Dokoupil cites a study showing that excessive Web use can cause solitude and loneliness as people trade the time to spend with friends in the real world with friends on social media sites that they have never met. Dokoupil writes that mothers breastfeed their babies while texting and parents who use the internet too much tend to neglect their children. As too much use of the internet eats up time, people lose the opportunity to spend time with the people they truly care about and push them away.
Dokoupil uses examples: a couple neglected their baby while pretending to care for a virtual baby on the internet; another young man killing his mother for telling him to leave the computer. Some people spend so much time on the internet that they feel like they do not want to be apart of the real world anymore and become depressed when they are. Then, for depressed people the internet works as a drug; the more people become depressed, the more they wish to escape the real world to go on the internet, in turn causing even more depression over time.
Some people lose their sense of reality and live in a virtual world dominated by the internet. Excessive internet use imposes on people a virtual world or in an altered reality. In “The Moral Benefits of Facebook,” Baker explains the appeal. Facebook, a type of internet use, provides a world of communication that is risk-free and safe. On facebook people usually post positive images and share positive information, creating a virtual world of bliss and happiness. Even when people post negative information, others tend to comfort them.
People may grow accustomed to this risk-environment, however, and wrongfully apply it to the real world, becoming unaware that people must take risks and sometimes risk their safety to grow and develop. Over time, people may hide from the risky real world and turn instead to the world of facebook, one of virtual felicity. In a cartoon, Scott Adams depicts a man with a completely altered sense of reality from addiction to the internet. In the comic strip, the man tells a doctor that the internet is more interesting than people and asks the doctor to give everybody else a pill that makes them more interesting.
Unaware that no such pill exists, the man believes that the real world operates as the web does, where a simple click will give a person satisfaction. The man also speaks to his dog that the doctor does not want to treat the real problem, not realizing that a dog has no way of understanding what the man is saying. In this way, the man holds an altered sense of reality in his mind. Extreme cases of virtual reality from the internet have occurred. In “Is the Web Driving Us Mad? ,” Dokoupil gives an example of a depressed man keeping more in touch with four virtual identities in the internet than he does in the real world.

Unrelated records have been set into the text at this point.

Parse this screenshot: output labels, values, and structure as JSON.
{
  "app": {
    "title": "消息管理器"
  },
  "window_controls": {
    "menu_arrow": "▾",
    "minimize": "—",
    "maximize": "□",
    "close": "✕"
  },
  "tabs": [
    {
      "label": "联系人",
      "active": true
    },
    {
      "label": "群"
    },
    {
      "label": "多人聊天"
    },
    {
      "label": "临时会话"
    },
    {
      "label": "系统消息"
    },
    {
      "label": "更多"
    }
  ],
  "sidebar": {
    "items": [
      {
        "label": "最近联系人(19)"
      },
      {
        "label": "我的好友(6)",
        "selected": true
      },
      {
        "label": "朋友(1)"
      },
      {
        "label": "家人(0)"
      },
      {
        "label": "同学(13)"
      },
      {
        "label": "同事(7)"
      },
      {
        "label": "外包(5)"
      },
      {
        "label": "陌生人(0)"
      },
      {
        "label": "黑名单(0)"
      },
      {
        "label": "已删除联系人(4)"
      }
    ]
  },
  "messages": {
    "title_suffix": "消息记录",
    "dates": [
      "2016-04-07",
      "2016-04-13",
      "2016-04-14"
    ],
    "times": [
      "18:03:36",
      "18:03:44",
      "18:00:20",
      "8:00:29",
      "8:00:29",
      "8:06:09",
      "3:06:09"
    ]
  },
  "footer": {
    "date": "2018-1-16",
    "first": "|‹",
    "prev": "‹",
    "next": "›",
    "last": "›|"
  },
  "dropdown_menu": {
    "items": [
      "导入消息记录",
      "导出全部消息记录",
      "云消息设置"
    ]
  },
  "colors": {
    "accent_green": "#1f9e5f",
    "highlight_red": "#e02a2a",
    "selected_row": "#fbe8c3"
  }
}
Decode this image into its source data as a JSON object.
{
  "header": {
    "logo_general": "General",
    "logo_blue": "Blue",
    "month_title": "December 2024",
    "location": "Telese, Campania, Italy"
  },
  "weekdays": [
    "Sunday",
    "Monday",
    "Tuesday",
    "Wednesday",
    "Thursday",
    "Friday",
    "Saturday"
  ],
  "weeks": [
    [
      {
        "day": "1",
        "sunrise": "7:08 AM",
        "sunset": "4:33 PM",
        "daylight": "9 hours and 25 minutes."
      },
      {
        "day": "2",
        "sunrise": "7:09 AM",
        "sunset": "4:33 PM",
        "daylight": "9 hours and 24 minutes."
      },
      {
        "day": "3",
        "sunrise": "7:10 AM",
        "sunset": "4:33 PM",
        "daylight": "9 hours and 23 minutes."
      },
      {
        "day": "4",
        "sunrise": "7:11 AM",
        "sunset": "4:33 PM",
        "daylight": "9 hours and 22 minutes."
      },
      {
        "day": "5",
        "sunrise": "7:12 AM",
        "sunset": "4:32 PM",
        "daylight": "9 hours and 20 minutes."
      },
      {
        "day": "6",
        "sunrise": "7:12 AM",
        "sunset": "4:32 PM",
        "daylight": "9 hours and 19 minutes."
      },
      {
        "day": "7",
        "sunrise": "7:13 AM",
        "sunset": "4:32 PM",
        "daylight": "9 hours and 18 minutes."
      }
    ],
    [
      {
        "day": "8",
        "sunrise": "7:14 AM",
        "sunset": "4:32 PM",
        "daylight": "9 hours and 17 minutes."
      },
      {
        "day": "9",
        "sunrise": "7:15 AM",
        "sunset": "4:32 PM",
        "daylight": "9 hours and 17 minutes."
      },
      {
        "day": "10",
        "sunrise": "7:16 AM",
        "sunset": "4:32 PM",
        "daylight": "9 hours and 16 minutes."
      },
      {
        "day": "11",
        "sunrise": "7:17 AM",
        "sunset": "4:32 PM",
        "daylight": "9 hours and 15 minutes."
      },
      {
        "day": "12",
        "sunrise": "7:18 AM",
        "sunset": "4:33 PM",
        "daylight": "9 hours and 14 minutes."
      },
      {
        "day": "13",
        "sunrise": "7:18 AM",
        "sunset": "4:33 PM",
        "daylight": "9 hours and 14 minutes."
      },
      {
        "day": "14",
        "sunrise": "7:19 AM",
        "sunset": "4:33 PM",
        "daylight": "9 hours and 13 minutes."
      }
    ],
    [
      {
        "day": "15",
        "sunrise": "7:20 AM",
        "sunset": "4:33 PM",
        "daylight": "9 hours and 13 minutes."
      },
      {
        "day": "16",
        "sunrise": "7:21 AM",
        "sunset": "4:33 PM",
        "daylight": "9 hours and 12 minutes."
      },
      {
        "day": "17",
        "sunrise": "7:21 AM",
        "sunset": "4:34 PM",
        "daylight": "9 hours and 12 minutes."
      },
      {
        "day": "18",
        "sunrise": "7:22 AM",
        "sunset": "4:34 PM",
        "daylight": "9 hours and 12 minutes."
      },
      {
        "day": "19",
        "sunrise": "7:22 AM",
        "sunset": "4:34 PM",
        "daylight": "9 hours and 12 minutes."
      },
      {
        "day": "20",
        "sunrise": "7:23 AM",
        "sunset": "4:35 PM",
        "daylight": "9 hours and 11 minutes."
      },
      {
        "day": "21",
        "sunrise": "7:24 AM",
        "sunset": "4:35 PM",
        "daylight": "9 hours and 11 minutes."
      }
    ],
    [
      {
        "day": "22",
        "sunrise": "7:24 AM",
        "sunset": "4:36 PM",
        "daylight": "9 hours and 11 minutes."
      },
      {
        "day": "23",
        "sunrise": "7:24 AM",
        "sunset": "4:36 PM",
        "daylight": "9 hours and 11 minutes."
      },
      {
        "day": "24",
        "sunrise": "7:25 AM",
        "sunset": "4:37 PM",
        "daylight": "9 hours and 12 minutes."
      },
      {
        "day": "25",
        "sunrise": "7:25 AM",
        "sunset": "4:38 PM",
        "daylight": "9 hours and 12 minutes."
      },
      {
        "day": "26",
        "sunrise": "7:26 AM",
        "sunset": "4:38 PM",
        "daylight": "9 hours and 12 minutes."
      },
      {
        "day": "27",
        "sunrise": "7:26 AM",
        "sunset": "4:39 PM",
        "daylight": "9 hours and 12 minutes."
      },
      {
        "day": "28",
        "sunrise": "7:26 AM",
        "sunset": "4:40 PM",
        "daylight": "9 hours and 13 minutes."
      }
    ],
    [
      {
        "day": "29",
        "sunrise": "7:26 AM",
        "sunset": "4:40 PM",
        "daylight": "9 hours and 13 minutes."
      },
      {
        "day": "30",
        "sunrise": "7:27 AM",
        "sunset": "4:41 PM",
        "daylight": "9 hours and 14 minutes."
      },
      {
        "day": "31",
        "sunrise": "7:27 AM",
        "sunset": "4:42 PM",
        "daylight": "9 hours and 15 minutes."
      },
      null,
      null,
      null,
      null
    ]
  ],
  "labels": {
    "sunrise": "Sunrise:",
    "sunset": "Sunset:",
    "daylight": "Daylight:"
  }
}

Dokoupil writes that as some people grow depressed, they tend to turn to the internet as a virtual world, an escape, where life happens the way they want it to. Significant literature clearly shows that excessive internet use can harm people’s intelligence, cause depression and hurt relations with others, and impose a world of virtual or an altered sense of reality. Though the internet gives many opportunities, it does pose grave complications and harmful effects when overused. Obviously, we will continue to use it, but we should also acknowledge the damaging effects of the internet if it completely dominates our lives.